I wanted to also look at how the team performed in the three year period following the Super Bowl. Ranking them was solely based on playoff success with a team being awarded 10 points for winning a Super Bowl, 8 points for losing a Super Bowl, 6 points for the conference championship, and so on. Since we are going in a three year period we have limited our pool by three more teams.
The average score was 10.85 with a median of 10. The teams who invested heavily in one player were the teams who had the most success in the future. The 49ers, Patriots dynasty, and Manning Colts all were big playoff successes in the future. That slowly begins to shift as we move to top 10 spending as you get three of the lowest five in the top 6 of spending and four of the best teams in the bottom 6.
The following chart shows the salary cap spending for each of the teams discussed including the Denver Broncos. Clicking on the headers should allow you to change the sorting method. In our next part of the series we’ll see exactly where this money was spent.
|Year||Team||Top 1||Top 3||Top 5||Top 10|
|Average (w/o Den)||9.5%||22.4%||32.5%||50.0%|
Jason is the founder of OTC and has been studying NFL contracts and the salary cap for over 15 years. Jason has co-authored two books about the NFL, Crunching Numbers and the Drafting Stage, which are widely circulated in the industry and hosts the OTC Podcast. Jason’s work has been featured in various publications including the Sporting News, Sports Illustrated, NFL Network and more.

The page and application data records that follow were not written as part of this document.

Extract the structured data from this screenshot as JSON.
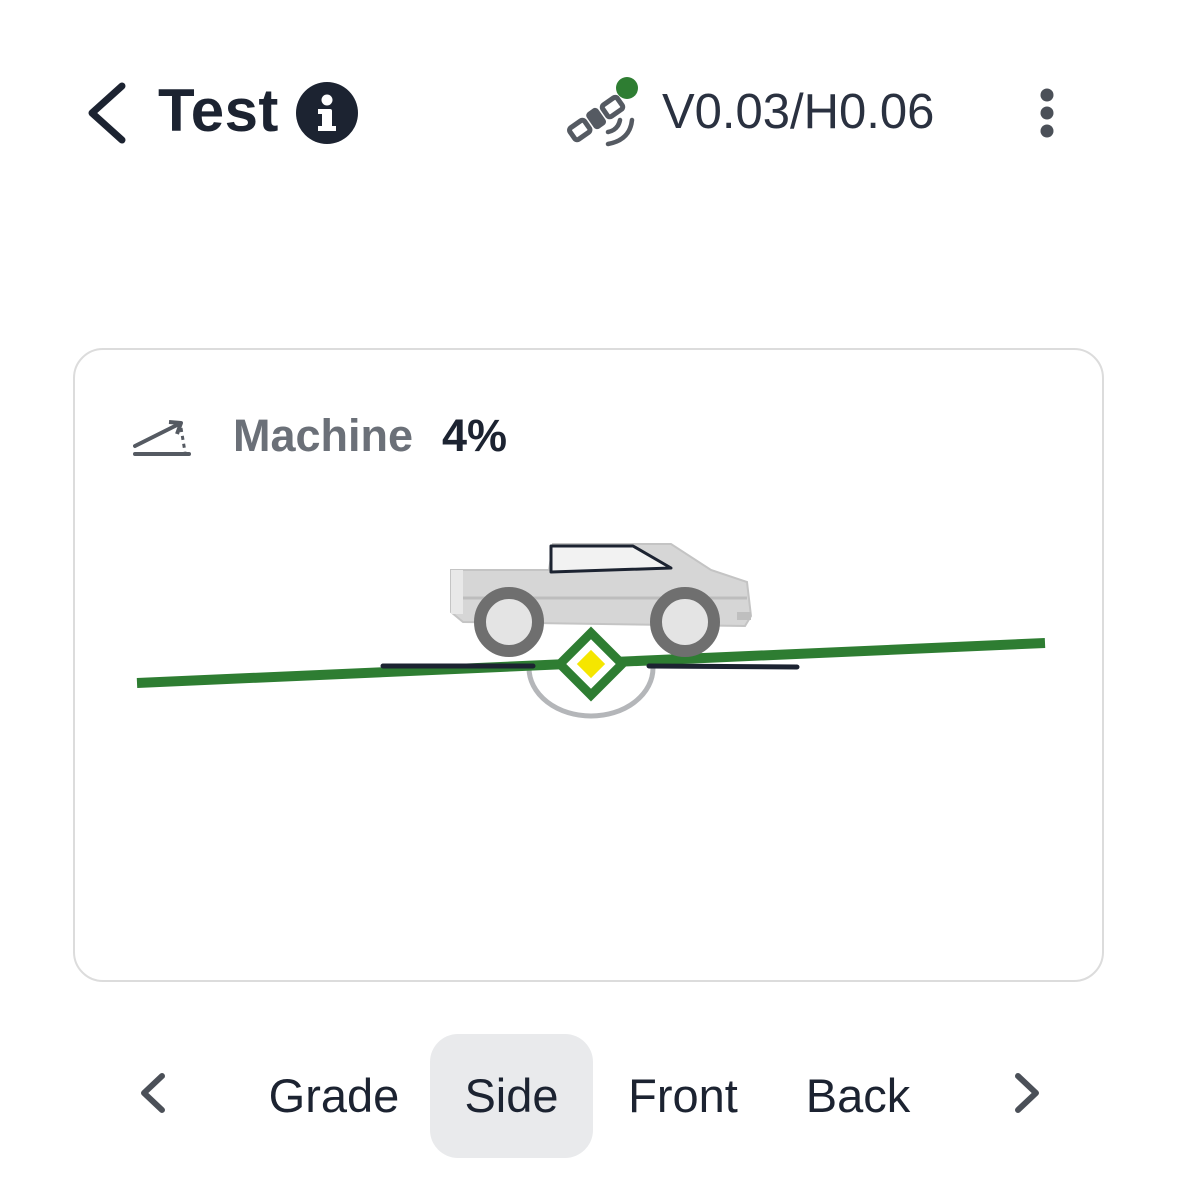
{
  "header": {
    "title": "Test",
    "accuracy": "V0.03/H0.06",
    "icons": {
      "back": "chevron-left-icon",
      "info": "info-icon",
      "gnss": "satellite-icon",
      "menu": "more-vertical-icon"
    },
    "gnss_status_color": "#2e7d32"
  },
  "card": {
    "metric_label": "Machine",
    "metric_value": "4%",
    "slope_icon": "slope-icon",
    "colors": {
      "grade_line": "#2e7d32",
      "target_marker_fill": "#f5e600",
      "machine_reference": "#1c2331"
    }
  },
  "tabs": {
    "items": [
      {
        "label": "Grade",
        "active": false
      },
      {
        "label": "Side",
        "active": true
      },
      {
        "label": "Front",
        "active": false
      },
      {
        "label": "Back",
        "active": false
      }
    ],
    "icons": {
      "prev": "chevron-left-icon",
      "next": "chevron-right-icon"
    }
  }
}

OTC is widely considered the leading authority on contract matters in the NFL.